# EXERCISE PROMPT
Could you print, exactly and without pictures, only the lines from the one with "Transcribe this image's" through the end of the records below?

Stored dataset items
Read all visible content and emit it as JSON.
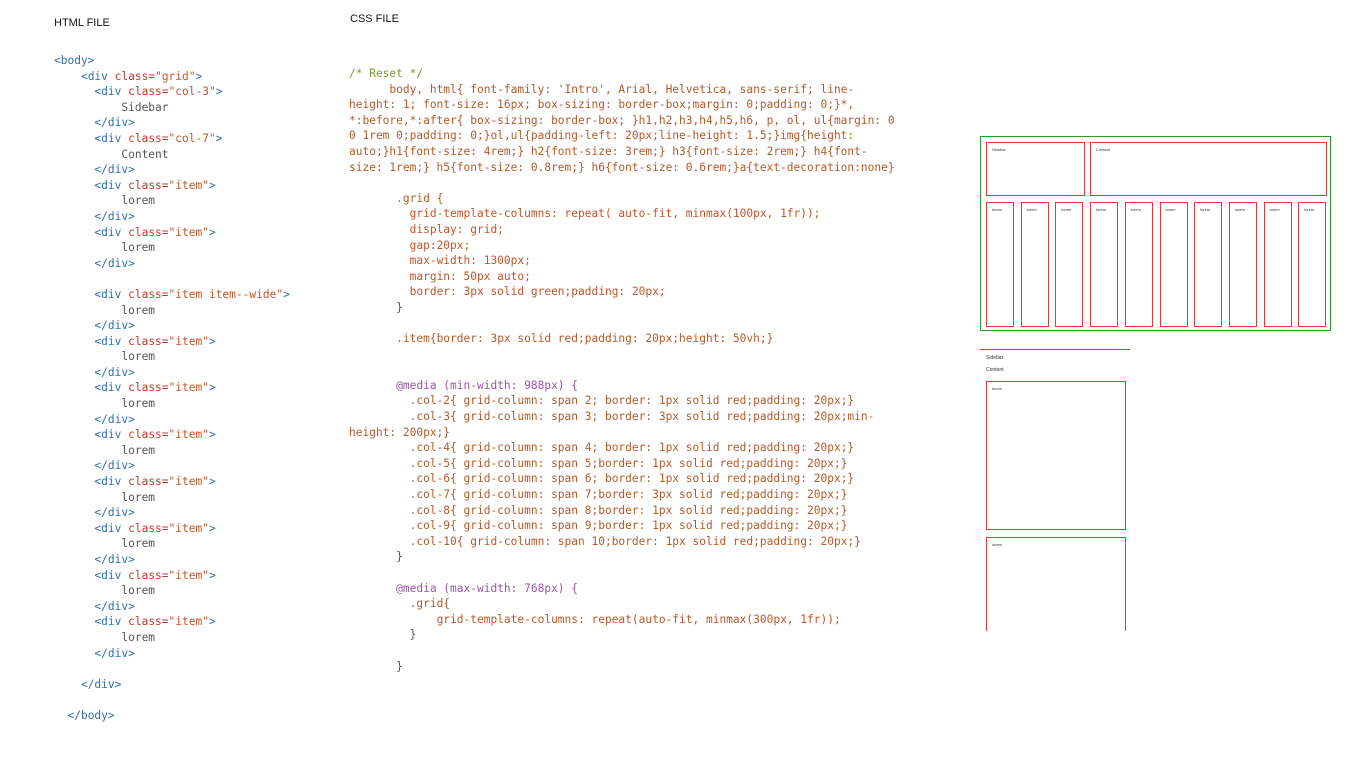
{
  "labels": {
    "html_title": "HTML FILE",
    "css_title": "CSS FILE"
  },
  "html_code": {
    "body_open": "<body>",
    "body_close": "</body>",
    "grid_class": "grid",
    "col3_class": "col-3",
    "col7_class": "col-7",
    "item_class": "item",
    "item_wide_class": "item item--wide",
    "sidebar_text": "Sidebar",
    "content_text": "Content",
    "lorem_text": "lorem"
  },
  "css_code": {
    "comment": "/* Reset */",
    "reset_lines": [
      "body, html{ font-family: 'Intro', Arial, Helvetica, sans-serif; line-",
      "height: 1; font-size: 16px; box-sizing: border-box;margin: 0;padding: 0;}*,",
      "*:before,*:after{ box-sizing: border-box; }h1,h2,h3,h4,h5,h6, p, ol, ul{margin: 0",
      "0 1rem 0;padding: 0;}ol,ul{padding-left: 20px;line-height: 1.5;}img{height:",
      "auto;}h1{font-size: 4rem;} h2{font-size: 3rem;} h3{font-size: 2rem;} h4{font-",
      "size: 1rem;} h5{font-size: 0.8rem;} h6{font-size: 0.6rem;}a{text-decoration:none}"
    ],
    "grid_selector": ".grid {",
    "grid_props": [
      "grid-template-columns: repeat( auto-fit, minmax(100px, 1fr));",
      "display: grid;",
      "gap:20px;",
      "max-width: 1300px;",
      "margin: 50px auto;",
      "border: 3px solid green;padding: 20px;"
    ],
    "close_brace": "}",
    "item_rule": ".item{border: 3px solid red;padding: 20px;height: 50vh;}",
    "media1": "@media (min-width: 988px) {",
    "media1_rules": [
      ".col-2{ grid-column: span 2; border: 1px solid red;padding: 20px;}",
      ".col-3{ grid-column: span 3; border: 3px solid red;padding: 20px;min-",
      "height: 200px;}",
      ".col-4{ grid-column: span 4; border: 1px solid red;padding: 20px;}",
      ".col-5{ grid-column: span 5;border: 1px solid red;padding: 20px;}",
      ".col-6{ grid-column: span 6; border: 1px solid red;padding: 20px;}",
      ".col-7{ grid-column: span 7;border: 3px solid red;padding: 20px;}",
      ".col-8{ grid-column: span 8;border: 1px solid red;padding: 20px;}",
      ".col-9{ grid-column: span 9;border: 1px solid red;padding: 20px;}",
      ".col-10{ grid-column: span 10;border: 1px solid red;padding: 20px;}"
    ],
    "media2": "@media (max-width: 768px) {",
    "media2_selector": ".grid{",
    "media2_prop": "grid-template-columns: repeat(auto-fit, minmax(300px, 1fr));"
  },
  "preview_wide": {
    "sidebar": "Sidebar",
    "content": "Content",
    "items": [
      "lorem",
      "lorem",
      "lorem",
      "lorem",
      "lorem",
      "lorem",
      "lorem",
      "lorem",
      "lorem",
      "lorem"
    ]
  },
  "preview_narrow": {
    "sidebar": "Sidebar",
    "content": "Content",
    "items": [
      "lorem",
      "lorem"
    ]
  },
  "colors": {
    "green_border": "#2e9a2e",
    "red_border": "#e23b3b",
    "tag_blue": "#2f6fb0"
  }
}
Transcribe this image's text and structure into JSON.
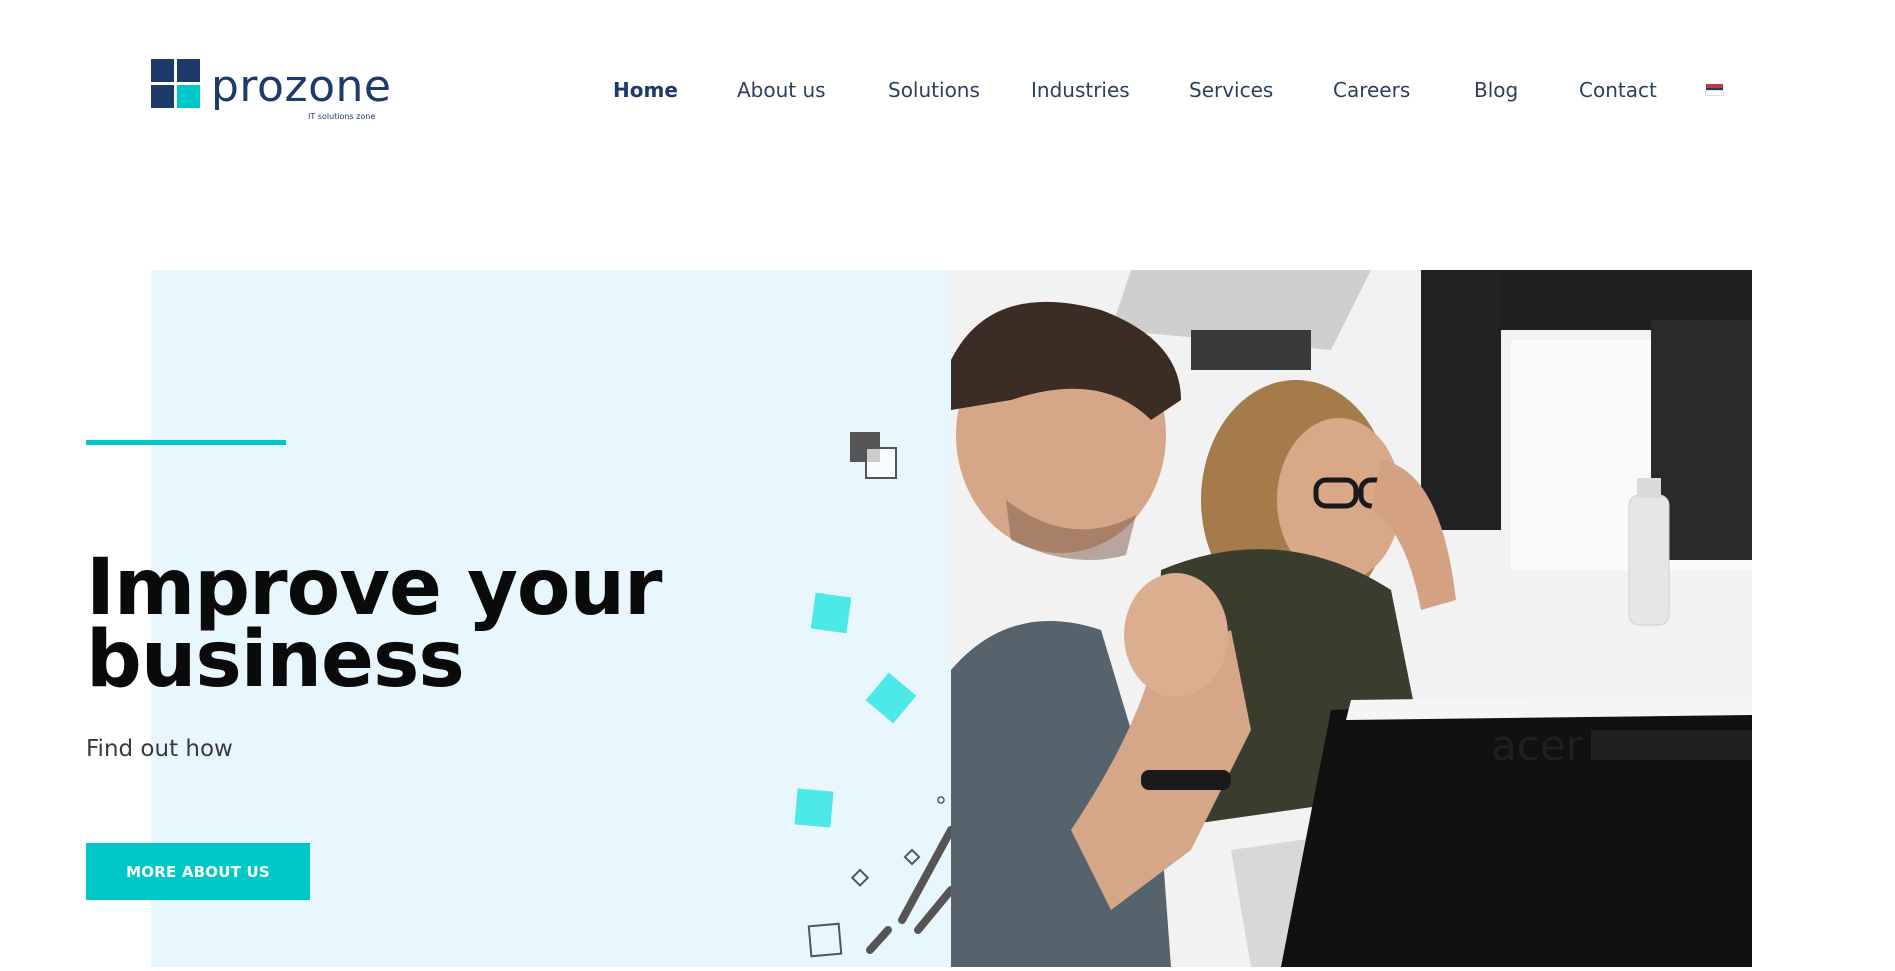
{
  "brand": {
    "name": "prozone",
    "tagline": "IT solutions zone",
    "colors": {
      "navy": "#1d3a6b",
      "teal": "#00c8c8",
      "hero_bg": "#e8f7fe",
      "confetti": "#4de8e8"
    }
  },
  "nav": {
    "items": [
      {
        "label": "Home",
        "active": true
      },
      {
        "label": "About us",
        "active": false
      },
      {
        "label": "Solutions",
        "active": false
      },
      {
        "label": "Industries",
        "active": false
      },
      {
        "label": "Services",
        "active": false
      },
      {
        "label": "Careers",
        "active": false
      },
      {
        "label": "Blog",
        "active": false
      },
      {
        "label": "Contact",
        "active": false
      }
    ],
    "language_icon": "serbia-flag-icon"
  },
  "hero": {
    "title_line1": "Improve your",
    "title_line2": "business",
    "subtitle": "Find out how",
    "cta_label": "MORE ABOUT US",
    "photo_icon": "team-photo"
  }
}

# YOUR SOLUTION
Transcribe this image's text and structure into JSON.
{
  "brand": {
    "name": "prozone",
    "tagline": "IT solutions zone",
    "colors": {
      "navy": "#1d3a6b",
      "teal": "#00c8c8",
      "hero_bg": "#e8f7fe",
      "confetti": "#4de8e8"
    }
  },
  "nav": {
    "items": [
      {
        "label": "Home",
        "active": true
      },
      {
        "label": "About us",
        "active": false
      },
      {
        "label": "Solutions",
        "active": false
      },
      {
        "label": "Industries",
        "active": false
      },
      {
        "label": "Services",
        "active": false
      },
      {
        "label": "Careers",
        "active": false
      },
      {
        "label": "Blog",
        "active": false
      },
      {
        "label": "Contact",
        "active": false
      }
    ],
    "language_icon": "serbia-flag-icon"
  },
  "hero": {
    "title_line1": "Improve your",
    "title_line2": "business",
    "subtitle": "Find out how",
    "cta_label": "MORE ABOUT US",
    "photo_icon": "team-photo"
  }
}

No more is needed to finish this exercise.